Raimunda is a woman who has to work hard to feed her poor family and also raising her daughter in Madrid. However, unfortunate things start to happen that forces her to find a way to protect her daughter. At the same time, a tragedy from the past begins to haunt her back and both seem to link indirectly. Will she be able to cope through and uncover the secret from the past?
I love how the narrative is unfolding through the film brilliantly. Each event that occurs keeps you hooked to find out the truth behind the tragedy. Also, the director manages to create a compelling story that is also relatable to the audiences, which leaves me impressed. At the same time, the usage of mystery with slight horror atmosphere makes a tense yet interesting way to tell the story and keeps the story flowing. The pacing is almost perfect, where bad things happen early in the film and the mystery is sustained throughout the movie. It is only when nearing the middle-end that it kind of drags a bit, but overall the pacing is excellent for this two-hour film.

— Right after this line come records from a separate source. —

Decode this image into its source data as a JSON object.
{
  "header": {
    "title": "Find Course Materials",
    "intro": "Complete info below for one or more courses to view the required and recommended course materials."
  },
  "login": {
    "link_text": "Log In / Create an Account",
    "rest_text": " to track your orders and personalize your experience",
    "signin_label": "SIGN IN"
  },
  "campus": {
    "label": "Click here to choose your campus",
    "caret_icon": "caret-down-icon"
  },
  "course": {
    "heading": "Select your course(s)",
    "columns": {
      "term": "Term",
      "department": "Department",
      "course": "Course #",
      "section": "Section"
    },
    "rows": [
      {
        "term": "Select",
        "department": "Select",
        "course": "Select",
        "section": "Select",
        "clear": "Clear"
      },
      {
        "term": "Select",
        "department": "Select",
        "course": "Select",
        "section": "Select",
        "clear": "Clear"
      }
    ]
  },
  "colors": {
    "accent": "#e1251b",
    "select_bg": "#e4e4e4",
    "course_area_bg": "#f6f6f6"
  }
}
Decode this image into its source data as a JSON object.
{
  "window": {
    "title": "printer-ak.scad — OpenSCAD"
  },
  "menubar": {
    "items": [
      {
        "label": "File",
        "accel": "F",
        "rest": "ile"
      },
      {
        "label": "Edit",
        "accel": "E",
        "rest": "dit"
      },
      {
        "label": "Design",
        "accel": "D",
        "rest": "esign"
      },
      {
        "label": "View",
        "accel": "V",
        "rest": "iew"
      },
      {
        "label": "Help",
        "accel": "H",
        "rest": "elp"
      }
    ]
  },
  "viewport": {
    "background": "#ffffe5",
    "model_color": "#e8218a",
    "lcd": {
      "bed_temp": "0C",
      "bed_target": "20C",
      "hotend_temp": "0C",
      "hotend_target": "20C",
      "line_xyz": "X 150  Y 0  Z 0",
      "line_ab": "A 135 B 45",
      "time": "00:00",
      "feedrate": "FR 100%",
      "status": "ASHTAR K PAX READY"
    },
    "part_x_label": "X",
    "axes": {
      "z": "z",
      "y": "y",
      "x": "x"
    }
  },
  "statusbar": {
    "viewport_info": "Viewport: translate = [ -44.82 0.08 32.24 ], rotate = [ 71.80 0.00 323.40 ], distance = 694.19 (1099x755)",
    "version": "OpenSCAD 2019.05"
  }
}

Characters are full of personalities and the performance of Penelope in her role is almost perfect. She is able to capture that emotion, body languages and characteristics of a struggling mother that is hiding her pain deep in her heart but still tries to act normal. Other characters also receive enough screen time and each of them plays important role in the story, even the minor characters. Lastly, the music and soundtracks fit the movie and the theme song that is played in the middle portion captures the feeling of sadness that is kept away intentionally. Just brilliant!